WHAT IS BEING ASKED:
Find where "What data populates" appears in the records below, then return that line and every later line exactly, stopping only at the last line.
___
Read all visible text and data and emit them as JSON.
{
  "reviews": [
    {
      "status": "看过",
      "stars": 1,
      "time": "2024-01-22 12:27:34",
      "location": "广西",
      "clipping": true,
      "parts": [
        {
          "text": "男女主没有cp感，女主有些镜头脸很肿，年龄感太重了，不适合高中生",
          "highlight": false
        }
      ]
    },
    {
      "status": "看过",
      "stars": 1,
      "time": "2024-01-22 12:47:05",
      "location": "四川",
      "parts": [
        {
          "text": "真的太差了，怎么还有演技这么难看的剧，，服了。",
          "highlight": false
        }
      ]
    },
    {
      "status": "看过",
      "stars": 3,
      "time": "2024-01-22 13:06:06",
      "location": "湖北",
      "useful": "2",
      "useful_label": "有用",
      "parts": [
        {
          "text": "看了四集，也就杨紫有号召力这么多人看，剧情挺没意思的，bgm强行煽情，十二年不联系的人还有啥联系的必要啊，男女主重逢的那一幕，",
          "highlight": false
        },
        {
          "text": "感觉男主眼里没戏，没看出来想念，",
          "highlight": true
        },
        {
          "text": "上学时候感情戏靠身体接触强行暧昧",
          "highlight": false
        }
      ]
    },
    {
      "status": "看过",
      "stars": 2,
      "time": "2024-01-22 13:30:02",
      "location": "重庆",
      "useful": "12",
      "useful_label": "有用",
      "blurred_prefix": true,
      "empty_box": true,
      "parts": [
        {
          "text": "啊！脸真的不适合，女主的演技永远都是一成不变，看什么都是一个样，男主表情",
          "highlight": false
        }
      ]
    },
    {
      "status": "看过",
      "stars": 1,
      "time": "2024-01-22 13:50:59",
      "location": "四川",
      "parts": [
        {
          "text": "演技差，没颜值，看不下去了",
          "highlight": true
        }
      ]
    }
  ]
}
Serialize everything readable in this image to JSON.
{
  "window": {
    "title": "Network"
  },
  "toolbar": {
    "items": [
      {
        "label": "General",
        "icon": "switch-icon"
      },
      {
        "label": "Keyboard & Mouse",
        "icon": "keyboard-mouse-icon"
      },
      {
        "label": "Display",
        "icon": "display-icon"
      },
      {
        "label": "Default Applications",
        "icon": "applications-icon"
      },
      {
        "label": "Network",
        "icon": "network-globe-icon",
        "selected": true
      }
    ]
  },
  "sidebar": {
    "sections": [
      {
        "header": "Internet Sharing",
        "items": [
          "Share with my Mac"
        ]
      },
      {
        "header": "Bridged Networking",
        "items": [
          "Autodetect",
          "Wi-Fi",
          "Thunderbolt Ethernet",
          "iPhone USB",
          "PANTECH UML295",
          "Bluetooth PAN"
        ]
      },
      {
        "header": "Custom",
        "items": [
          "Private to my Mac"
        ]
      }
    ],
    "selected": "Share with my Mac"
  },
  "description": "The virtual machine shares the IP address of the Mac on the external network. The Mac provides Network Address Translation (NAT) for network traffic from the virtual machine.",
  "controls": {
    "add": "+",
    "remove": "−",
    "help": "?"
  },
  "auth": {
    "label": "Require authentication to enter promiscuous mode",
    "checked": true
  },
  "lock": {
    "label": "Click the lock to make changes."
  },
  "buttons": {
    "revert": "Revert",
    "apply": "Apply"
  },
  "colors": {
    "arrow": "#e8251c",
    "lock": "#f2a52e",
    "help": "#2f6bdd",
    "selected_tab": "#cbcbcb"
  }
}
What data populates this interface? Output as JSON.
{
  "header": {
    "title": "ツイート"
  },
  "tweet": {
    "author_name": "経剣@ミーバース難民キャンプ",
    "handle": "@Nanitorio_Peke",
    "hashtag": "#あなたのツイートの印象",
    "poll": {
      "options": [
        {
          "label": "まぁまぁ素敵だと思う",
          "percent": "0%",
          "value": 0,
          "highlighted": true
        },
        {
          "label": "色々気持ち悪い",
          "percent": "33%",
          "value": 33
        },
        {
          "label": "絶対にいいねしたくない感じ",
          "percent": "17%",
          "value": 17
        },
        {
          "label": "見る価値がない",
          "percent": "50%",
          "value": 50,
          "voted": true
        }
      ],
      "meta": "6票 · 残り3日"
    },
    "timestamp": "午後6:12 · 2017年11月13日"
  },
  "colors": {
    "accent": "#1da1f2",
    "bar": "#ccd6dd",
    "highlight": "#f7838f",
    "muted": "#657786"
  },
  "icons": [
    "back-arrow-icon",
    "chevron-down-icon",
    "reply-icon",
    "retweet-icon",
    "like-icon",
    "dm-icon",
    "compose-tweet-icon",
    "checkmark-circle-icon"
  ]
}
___
SOLUTION TO THIS PROBLEM:
What data populates this interface? Output as JSON.
{
  "header": {
    "title": "ツイート"
  },
  "tweet": {
    "author_name": "経剣@ミーバース難民キャンプ",
    "handle": "@Nanitorio_Peke",
    "hashtag": "#あなたのツイートの印象",
    "poll": {
      "options": [
        {
          "label": "まぁまぁ素敵だと思う",
          "percent": "0%",
          "value": 0,
          "highlighted": true
        },
        {
          "label": "色々気持ち悪い",
          "percent": "33%",
          "value": 33
        },
        {
          "label": "絶対にいいねしたくない感じ",
          "percent": "17%",
          "value": 17
        },
        {
          "label": "見る価値がない",
          "percent": "50%",
          "value": 50,
          "voted": true
        }
      ],
      "meta": "6票 · 残り3日"
    },
    "timestamp": "午後6:12 · 2017年11月13日"
  },
  "colors": {
    "accent": "#1da1f2",
    "bar": "#ccd6dd",
    "highlight": "#f7838f",
    "muted": "#657786"
  },
  "icons": [
    "back-arrow-icon",
    "chevron-down-icon",
    "reply-icon",
    "retweet-icon",
    "like-icon",
    "dm-icon",
    "compose-tweet-icon",
    "checkmark-circle-icon"
  ]
}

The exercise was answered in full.